> **WORK TO BE COMPLETED**
Scan the data below for the string "Magazine". Copy every line where it appears.

[Dataset rows describing interfaces]
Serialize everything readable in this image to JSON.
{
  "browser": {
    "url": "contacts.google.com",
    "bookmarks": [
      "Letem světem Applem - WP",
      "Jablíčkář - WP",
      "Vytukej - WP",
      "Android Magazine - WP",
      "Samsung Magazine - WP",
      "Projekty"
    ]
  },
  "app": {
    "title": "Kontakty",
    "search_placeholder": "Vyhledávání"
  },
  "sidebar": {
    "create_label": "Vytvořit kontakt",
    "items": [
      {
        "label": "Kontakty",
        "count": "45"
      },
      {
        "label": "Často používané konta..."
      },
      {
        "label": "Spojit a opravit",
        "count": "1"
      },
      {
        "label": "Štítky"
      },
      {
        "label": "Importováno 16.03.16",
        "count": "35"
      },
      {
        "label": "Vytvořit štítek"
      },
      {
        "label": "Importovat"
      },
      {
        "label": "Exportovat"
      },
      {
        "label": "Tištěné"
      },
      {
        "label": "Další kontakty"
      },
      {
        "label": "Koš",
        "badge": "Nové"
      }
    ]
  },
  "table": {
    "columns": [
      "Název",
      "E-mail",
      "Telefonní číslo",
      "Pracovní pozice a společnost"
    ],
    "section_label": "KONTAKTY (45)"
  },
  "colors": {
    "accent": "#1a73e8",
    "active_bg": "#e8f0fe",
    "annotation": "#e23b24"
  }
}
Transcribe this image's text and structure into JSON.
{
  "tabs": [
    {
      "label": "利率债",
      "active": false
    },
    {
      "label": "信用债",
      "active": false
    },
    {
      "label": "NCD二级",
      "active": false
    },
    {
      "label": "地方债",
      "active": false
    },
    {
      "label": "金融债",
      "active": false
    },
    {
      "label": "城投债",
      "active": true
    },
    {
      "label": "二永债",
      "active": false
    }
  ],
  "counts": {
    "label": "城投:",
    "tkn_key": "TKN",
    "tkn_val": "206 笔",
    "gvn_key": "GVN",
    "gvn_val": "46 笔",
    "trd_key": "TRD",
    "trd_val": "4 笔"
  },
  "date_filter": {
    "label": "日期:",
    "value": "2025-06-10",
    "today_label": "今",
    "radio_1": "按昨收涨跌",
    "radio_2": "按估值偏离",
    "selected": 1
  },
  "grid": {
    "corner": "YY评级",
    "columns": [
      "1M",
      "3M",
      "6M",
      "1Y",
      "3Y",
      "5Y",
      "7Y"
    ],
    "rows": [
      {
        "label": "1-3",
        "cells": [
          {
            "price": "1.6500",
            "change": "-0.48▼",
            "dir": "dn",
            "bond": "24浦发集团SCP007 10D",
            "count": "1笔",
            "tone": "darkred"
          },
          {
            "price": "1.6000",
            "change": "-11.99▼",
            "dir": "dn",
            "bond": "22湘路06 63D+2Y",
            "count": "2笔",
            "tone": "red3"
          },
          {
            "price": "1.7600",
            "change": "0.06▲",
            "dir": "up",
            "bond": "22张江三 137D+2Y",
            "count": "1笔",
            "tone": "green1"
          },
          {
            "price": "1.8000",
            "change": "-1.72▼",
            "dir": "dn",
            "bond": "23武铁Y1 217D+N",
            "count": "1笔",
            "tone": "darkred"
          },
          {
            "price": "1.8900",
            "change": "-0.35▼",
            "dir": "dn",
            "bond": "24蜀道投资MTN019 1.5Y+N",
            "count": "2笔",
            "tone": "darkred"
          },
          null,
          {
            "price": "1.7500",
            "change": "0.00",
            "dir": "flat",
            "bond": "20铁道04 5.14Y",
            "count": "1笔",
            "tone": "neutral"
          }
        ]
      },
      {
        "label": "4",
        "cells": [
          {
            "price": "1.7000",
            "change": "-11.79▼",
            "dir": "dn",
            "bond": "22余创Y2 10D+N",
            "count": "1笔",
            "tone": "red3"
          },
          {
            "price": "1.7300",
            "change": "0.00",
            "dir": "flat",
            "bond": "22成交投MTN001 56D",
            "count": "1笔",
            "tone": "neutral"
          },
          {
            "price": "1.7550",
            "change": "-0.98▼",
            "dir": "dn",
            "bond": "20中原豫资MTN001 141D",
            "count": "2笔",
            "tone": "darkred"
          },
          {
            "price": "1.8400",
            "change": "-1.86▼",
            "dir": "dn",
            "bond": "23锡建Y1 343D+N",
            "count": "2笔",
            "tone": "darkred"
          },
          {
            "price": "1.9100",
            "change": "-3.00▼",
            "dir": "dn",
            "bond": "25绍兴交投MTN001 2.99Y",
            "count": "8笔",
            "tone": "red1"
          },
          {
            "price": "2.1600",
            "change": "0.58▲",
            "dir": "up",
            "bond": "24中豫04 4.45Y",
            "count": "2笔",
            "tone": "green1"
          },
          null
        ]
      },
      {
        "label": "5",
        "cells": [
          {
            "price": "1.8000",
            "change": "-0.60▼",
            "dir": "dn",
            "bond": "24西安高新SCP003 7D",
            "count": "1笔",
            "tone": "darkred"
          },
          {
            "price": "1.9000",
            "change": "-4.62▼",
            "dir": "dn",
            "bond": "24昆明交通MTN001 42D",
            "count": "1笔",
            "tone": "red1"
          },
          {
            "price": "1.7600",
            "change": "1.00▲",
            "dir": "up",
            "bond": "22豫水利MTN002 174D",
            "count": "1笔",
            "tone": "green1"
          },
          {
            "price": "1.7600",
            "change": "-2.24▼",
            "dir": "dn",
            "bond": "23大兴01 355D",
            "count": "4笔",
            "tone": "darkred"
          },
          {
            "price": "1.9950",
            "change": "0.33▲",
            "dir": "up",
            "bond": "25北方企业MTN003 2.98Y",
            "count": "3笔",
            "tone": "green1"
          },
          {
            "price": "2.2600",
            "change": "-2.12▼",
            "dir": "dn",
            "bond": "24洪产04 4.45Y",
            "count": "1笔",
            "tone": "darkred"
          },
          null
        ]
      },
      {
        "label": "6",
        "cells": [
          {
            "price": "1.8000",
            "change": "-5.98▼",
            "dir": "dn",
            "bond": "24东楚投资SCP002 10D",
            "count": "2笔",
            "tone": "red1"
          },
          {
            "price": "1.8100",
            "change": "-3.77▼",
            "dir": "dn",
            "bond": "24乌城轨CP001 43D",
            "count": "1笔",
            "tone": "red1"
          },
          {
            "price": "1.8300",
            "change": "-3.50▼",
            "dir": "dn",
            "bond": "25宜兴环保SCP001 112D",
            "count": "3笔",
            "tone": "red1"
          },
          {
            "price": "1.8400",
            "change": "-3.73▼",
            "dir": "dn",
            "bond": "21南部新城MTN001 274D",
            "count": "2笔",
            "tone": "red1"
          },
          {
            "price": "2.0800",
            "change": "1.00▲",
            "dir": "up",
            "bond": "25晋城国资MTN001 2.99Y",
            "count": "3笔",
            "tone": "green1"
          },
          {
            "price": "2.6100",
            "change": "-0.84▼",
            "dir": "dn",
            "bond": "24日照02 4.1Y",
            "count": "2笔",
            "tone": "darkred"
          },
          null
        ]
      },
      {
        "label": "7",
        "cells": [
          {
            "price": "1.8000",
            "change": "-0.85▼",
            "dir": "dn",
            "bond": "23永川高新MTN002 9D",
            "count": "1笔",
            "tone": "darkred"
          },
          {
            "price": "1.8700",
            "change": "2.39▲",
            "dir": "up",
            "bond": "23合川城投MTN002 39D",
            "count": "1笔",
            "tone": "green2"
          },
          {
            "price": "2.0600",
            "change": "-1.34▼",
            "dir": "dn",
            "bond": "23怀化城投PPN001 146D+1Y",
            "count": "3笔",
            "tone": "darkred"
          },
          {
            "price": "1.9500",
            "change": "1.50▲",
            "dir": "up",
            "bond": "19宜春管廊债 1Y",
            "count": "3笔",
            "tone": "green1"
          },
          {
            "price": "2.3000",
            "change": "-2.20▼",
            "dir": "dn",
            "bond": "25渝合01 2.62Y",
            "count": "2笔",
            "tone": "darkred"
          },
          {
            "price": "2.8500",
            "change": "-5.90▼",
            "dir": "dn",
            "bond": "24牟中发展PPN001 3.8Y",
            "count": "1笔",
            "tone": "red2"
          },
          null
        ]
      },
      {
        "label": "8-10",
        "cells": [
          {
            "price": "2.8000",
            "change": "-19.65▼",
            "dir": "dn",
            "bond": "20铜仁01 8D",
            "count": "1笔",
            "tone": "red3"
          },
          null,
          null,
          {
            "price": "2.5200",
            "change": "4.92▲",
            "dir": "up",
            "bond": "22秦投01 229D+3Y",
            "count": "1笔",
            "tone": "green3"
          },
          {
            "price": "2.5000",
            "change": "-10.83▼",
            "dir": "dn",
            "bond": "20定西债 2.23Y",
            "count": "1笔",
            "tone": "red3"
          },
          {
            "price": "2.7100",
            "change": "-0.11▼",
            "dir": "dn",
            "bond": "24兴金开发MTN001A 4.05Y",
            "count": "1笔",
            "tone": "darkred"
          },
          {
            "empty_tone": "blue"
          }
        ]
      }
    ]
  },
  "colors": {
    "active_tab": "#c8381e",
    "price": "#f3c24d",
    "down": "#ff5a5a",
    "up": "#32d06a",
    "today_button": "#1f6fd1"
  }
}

> **RESPONSE TO THE EXERCISE**
      "Android Magazine - WP",
      "Samsung Magazine - WP",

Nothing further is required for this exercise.